The basic DrumPants kit consists of two sensor strips and two foot pedal sensors that connect to a control box, all of which are small enough to conceal beneath most types of clothing. Each strip contains two velocity sensors and has thin Velcro patches so users can wear them as a band or run them along a part of their body.
This gives wearers control over six individual sensors at once, but the system can support up to 12 with the addition of extra strips. Once a strip is in place, it just needs to be tapped to produce a sound, which can be heard by connecting either a pair of headphones or an external speaker to the control box.
Musicians can cycle through over 100 different built-in sounds using a knob on the control box, including drums, synthesizers, pianos, and guitars. Users can set which sensor plays a certain sound using an included app, which can be accessed through most internet browsers.
A basic control box connects to a computer via USB, while a Pro model supports Bluetooth Low-Energy connections, so it can connect to tablets and smartphones as well. The app can also adjust the tone and pitch of each sound effect and allows users to upload their own customized effects.
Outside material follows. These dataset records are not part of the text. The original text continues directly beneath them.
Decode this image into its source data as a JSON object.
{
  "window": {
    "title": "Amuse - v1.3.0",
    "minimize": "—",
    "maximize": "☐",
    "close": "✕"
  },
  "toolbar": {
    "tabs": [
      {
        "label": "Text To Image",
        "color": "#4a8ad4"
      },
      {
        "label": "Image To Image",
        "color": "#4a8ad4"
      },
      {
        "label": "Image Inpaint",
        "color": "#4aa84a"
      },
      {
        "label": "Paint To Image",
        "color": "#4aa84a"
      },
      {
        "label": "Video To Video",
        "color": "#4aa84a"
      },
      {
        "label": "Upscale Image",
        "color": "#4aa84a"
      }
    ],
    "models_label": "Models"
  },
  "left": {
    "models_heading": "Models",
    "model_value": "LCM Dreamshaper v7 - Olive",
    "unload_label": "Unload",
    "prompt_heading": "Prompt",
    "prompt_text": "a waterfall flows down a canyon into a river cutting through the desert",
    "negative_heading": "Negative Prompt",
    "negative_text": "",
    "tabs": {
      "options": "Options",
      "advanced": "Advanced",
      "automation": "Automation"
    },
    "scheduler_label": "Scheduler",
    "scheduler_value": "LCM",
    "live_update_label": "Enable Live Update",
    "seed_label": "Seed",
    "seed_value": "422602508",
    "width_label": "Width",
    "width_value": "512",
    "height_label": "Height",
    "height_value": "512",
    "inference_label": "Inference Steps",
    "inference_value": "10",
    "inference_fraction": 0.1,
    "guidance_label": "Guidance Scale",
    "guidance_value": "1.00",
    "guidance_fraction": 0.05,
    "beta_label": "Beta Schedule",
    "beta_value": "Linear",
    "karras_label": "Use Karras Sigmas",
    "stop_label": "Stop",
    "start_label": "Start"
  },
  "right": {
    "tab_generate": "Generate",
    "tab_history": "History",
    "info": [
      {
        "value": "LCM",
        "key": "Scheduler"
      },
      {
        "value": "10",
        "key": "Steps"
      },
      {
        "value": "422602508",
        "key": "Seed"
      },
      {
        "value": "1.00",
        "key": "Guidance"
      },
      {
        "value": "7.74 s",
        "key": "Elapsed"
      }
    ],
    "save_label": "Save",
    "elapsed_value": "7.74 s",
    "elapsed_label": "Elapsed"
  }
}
The DrumPants kit is also designed to work with any app that accepts MIDI or OSC signals, so users can record, loop, and edit their musical creations however they like.
While the DrumPants were designed mainly with music in mind, the wearable sensors do offer some additional uses beyond tapping out a tune. Each sensor can be reprogrammed to trigger actions within a wide variety of apps, so the wearer can, for example, answer their phone, play a streaming video, cycle through a slideshow, or control a game. The software can also connect with certain Arduino boards, in case an industrious programmer wants to use the sensor strips to control another gadget entirely.
The DrumPants developers recently launched a Kickstarter campaign to finalize the software and bring their undercover sound system into mass production. Anyone who wants to pre-order a kit for themselves can contribute US$99 for a basic set and $139 for the Bluetooth-enabled Pro version. If the crowd-funding campaign is successful, the first batch of DrumPants kits are expected to ship in May 2014.
Check out the company's Kickstarter video below to see how DrumPants can make music on the go and confuse any bystanders in the process.